There is a tide in the affairs of men, which taken at the flood, leads to fortune", said Brutus to Julius Caesar. That tide is now smashing its way through the decrepit monarchies and ossified dictatorships of the Middle East. Tunisia's President ben-Ali has fled to Saudi Arabia. Hosni Mubarak, former strong-man of Egypt, is to go on trial in August, together with his two sons. Syria is cracking apart as dozens of towns rise up against the Assad regime. It's less a wind of change than a tsunami - and one that brings Israel its greatest opportunity yet to recast its relations with its neighbours and live in peace.
Yet at this time of unprecedented flux, which calls for deft and agile thinking, Israel's government is stuck in the same old routine, barely able to even say the phrase "Palestinian state". Binyamin Netanyahu, supposedly the most modern of Israeli leaders, is a 21st-century version of Nicolae Ceausescu. The former Romanian dictator waved from the balcony to the masses, trumpeting the imaginary achievements of socialism, lapping up the applause from his loyal acolytes. Netanyahu finds his amen corner in the US Congress, receiving 29 ovations, certain that, thanks to the hardline Zionist lobby, he has managed to outmanoeuvere President Obama.
Perhaps he has, for a while. But much larger forces are reshaping the Middle East, just as happened in eastern Europe in 1989. The old paradigm has shifted so far as to be irrelevant.
This will never be more evident than in September when the UN General Assembly votes for an independent Palestinian state. Ironically, the Palestinian leadership has followed the example of the Yishuv, the pre-1948 Israel state-in-waiting. The PA has quietly, steadily and with considerable success, built up its institutions to prepare for statehood, while garnering ever-more diplomatic support.

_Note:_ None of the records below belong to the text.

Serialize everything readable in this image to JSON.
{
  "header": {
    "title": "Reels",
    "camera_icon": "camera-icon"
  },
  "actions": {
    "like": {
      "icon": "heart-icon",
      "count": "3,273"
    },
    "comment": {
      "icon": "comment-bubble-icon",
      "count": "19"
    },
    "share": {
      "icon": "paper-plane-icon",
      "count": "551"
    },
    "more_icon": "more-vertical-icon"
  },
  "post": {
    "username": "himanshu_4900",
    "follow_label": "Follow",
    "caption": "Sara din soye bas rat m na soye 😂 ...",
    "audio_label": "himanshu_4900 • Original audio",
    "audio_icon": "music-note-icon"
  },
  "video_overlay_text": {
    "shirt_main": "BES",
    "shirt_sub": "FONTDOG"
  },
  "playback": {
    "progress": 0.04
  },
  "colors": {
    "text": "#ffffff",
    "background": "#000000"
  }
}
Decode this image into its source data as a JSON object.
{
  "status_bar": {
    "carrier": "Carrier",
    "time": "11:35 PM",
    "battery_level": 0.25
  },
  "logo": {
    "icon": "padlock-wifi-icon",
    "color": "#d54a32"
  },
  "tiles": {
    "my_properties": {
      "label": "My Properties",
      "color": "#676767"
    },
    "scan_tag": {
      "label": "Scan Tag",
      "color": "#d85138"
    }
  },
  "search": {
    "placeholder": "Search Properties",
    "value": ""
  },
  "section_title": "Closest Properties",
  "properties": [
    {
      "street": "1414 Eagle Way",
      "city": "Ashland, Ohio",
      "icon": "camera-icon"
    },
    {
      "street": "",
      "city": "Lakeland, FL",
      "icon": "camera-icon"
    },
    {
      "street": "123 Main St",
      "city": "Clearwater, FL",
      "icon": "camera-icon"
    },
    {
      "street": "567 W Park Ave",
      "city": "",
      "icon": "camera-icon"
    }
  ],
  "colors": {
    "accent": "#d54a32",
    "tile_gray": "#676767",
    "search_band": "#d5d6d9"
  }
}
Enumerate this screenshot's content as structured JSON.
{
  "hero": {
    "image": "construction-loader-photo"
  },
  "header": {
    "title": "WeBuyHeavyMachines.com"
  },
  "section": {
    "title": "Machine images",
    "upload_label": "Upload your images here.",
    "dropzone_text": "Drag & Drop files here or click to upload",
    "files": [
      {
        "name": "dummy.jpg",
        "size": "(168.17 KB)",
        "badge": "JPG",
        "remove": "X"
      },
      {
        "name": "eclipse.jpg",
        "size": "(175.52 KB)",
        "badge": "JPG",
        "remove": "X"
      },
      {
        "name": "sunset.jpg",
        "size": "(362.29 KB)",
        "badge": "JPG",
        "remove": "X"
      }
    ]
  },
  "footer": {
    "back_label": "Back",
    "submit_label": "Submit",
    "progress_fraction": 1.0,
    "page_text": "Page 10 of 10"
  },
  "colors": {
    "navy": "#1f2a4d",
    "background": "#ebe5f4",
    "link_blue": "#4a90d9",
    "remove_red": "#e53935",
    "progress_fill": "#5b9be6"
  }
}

The World Bank and the International Monetary Fund have both endorsed the PA's economic policies.
The PA, according to the IMF, is "now able to conduct the sound economic policies expected of a future well-functioning Palestinian state, given its solid track-record in reforms and institution building in public finance and financial areas". The Palestinian leadership wants to strengthen trade and economic links with Israel and increasing numbers of Israeli businessmen and women regularly travel to Ramallah, the de facto capital of Palestine, to discuss business ties.
Israeli officials know that a vote to establish a Palestinian state would be a diplomatic disaster for the country. It would draw the world's attention to the unceasing appropriation of Palestinian land; the apartheid-like system of separate roads, water supplies and security arrangements for settlers that prevents the development of a viable Palestinian state. It would increase Israel's worsening diplomatic isolation and turn an issue of military occupation into an international legal conflict between two states.
Congress may cheer Netanyahu but the exasperation with his hardline government is growing in Washington DC - and among American Jewry. Much of the young generation, liberal-minded and politically aware, no longer even bothers trying to justify Israel's unwillingness to negotiate a final settlement. As Peter Beinart noted in a seminal essay in the New York Review of Books in 2008, the student senate at Brandeis University, a Jewish institution, rejected a resolution commemorating Israel's 60th anniversary. That is bad news. If young American Jews move away from Israel, so, eventually, will Congress.
Even the titans of Israel's security establishment - no bleeding-heart liberals - believe Netanyahu's obduracy is leading the country to disaster. Earlier this month, former Mossad head Meir Dagan launched a powerful attack on Netanyahu, reportedly describing the PM and Ehud Barak, the Defence Minister, as "reckless and irresponsible". Dagan strongly criticised Israel's failure to offer the Palestinians a peace initiative. He called for Israel to negotiate on the basis of the 2002 Saudi peace plan, endorsed by the Arab League, which offered normalisation of relations in exchange for a sovereign Palestinian state on the West Bank with its capital in East Jerusalem.
That plan is not perfect but is a good start for discussions. For, as the only fully sovereign democracy in the Middle East, Israel has an immense amount to offer the new Arab regimes. Revolution, as the young idealists of Tunis and Cairo are rapidly discovering, means more than a change at the top. It demands independent institutions: a free judiciary, an aggressive press and a powerful civil society. Israel has all of these. Even hardline Palestinian nationalists will quietly admit that Israel's democracy, and the rule of law, is an exemplar for the Palestinian state-in-the-making.
Netanyahu and his ministers must ride the flood-tide rushing across the Middle East. Otherwise, like the grey men who ruled Eastern Europe until 1989, they will be swept aside.